The next case was forwarded on medical descriptive lists from the FIRST DIVISION of the ALEXANDRIA HOSPITAL, Virginia, Surgeon Charles Page, U. S. A., in charge:

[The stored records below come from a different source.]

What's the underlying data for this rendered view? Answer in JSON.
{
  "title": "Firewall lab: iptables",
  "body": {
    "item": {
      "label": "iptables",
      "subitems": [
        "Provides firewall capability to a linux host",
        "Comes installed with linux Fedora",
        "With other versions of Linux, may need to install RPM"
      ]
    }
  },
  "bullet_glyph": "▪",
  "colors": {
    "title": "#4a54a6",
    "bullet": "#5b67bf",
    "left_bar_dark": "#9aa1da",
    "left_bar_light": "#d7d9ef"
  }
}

CASE 440.—Private Amos Stork, company A, U. S. Engineers; admitted from the army of the Potomac January 10, 1864. Diarrhœa. The patient was extremely emaciated, had no appetite, and was in a typhoid condition; his stools were small and fetid. There was no vomiting, and he did not complain. He died January 16th, at 6 P. M. Autopsy: The thoracic viscera were healthy, except that the heart was small. The stomach was normal. The mucous membrane of both the small and large intestine was ulcerated; in the jejunum there was an invagination about three inches long, and another rather larger in the ileum. The mesenteric glands were diseased. The spleen was enlarged. The liver and kidneys were normal; the gall-bladder was empty.—Acting Assistant Surgeon W. Leon Hammond. [No. 44, Medical Section, Army Medical Museum, is from this case. The specimen is a portion of the jejunum, which presents a well-marked invagination, but no evidences of peritoneal inflammation.]